Arguments are made for different time spans with three years often preferred due to the pace of change. Five years is more traditional with longer times like ten or even twenty years set for slow moving and massive changes like building aircraft carriers or reclaiming and protecting large wildlife habitats. Pick a horizon that makes sense for your organization’s vision. And remember, you don’t have to achieve your vision in three years; you just need to decide what the organization is going to do over the life of the LRP to move toward the vision.
Speaking of the life of the LRP; think of it as immortal. The LRP needs to be updated annually. Each year you can add new long range goals that feed the annual operating plan, assuming that you’re achieving your older goals and they’re rolling off the plan into maintenance mode. The three or five year horizon is that “rolling” horizon that is always a few miles ahead of your car out on the highway. The new goal is the milepost way out on that horizon and the horizon always appears to be moving, but the mileposts beside the road identify the previous long range goals you established.
What should we include? Use the business plan outline as a guide and ask, “What will it take in each of these areas to achieve the vision?” Remember the first point in each component of the business plan: approach, risks and measures. How will your approach contribute to achieving the vision? What risks need to be addressed to enhance the chances for success? How will you know you are succeeding?
Identify the most significant goal with the greatest benefit for each business plan component and quantify it. Make it SMART: Specific, Measurable, Achievable, Realistic, and Time-bound. Make it specific so you can break it down into tasks to be tackled each year. Make it measurable, you need indicators of progress and results to recognize success or the need for corrective action. Measurable includes not only the desired result, but also rough estimates of resources and timing. Make it achievable and realistic; nothing is more frustrating than trying to do something that cannot be completed in a reasonable amount of time. Make it time-bound; the assumption is that the goal will be achieved within the three year span of the current LRP so specify the date.
You might have noticed I didn’t mention Strength Weakness Opportunity Threat (SWOT) analysis until now. I mention it now because although it’s a step up in complexity from what I consider to be better business basics and common business sense, it is a very helpful approach to evaluating opportunities and related risks (threats). It’s also useful for sizing up your core competencies and resources (strengths and weaknesses), key considerations in developing a workable LRP. There is plenty of guidance available on using SWOT analysis so I won’t elaborate on it here.
One last thought on long range planning; don’t over-analyze or over-plan. It’s too easy to become the victim of analysis paralysis, a business disease that will keep you from doing anything big and increase your risk of failure. Learn to know when to say, “That’s good enough!” It keeps you moving forward and cuts back on those perfectionist tendencies (I speak from a great deal of experience in this area)!
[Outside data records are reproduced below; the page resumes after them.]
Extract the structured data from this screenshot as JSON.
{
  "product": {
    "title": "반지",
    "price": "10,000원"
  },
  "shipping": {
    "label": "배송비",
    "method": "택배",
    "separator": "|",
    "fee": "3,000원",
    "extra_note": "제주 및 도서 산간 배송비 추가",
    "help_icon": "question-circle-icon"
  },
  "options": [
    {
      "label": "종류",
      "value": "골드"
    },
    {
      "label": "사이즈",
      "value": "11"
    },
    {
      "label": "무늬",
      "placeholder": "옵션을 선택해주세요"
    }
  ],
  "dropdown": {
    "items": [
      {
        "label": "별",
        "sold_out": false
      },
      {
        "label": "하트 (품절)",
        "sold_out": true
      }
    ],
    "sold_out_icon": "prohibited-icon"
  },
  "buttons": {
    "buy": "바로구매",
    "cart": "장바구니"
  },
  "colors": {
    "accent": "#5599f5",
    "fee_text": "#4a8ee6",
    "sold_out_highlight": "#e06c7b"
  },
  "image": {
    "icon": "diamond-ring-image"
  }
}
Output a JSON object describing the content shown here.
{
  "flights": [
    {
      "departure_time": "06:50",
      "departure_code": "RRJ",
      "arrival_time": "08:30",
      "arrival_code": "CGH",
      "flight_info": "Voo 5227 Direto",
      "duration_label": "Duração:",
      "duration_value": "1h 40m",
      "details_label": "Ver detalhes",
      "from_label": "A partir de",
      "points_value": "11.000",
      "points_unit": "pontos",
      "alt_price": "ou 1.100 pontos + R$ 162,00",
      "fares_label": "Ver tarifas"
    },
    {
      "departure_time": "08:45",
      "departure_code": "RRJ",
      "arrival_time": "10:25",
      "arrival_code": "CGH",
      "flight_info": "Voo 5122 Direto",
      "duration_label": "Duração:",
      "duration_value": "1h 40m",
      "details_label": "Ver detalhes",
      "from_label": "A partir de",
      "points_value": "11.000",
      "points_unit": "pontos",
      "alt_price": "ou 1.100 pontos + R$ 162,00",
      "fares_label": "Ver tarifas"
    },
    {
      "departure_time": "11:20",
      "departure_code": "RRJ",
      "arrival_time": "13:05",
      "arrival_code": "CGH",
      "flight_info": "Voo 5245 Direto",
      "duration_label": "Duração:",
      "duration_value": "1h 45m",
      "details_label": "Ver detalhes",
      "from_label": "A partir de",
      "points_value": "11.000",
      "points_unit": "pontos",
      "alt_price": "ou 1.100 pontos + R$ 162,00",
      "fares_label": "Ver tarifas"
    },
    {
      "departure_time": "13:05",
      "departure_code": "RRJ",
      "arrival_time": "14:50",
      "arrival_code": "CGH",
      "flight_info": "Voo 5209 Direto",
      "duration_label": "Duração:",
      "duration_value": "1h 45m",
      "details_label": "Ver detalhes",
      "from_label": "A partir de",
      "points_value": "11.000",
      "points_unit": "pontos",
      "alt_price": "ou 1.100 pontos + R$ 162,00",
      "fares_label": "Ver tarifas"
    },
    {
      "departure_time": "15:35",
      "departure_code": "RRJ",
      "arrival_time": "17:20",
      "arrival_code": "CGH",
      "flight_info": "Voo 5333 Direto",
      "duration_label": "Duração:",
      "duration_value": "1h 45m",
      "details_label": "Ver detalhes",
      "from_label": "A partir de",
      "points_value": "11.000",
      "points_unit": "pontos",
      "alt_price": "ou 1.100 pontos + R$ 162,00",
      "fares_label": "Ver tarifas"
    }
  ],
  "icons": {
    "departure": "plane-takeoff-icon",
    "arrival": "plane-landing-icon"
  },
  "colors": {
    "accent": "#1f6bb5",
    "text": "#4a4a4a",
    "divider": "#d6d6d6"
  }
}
What do we do today? You’ve come this far; take a breather; building a long range plan is hard work! Next you’ll need to break down each goal into stages with shorter deadlines of one year or less, and actual tasks that can be completed in the shorter stages. In other words, you convert your LRP into an annual operating plan (AOP) defining what you’ll do this fiscal or calendar year.
But that’s the subject of another post…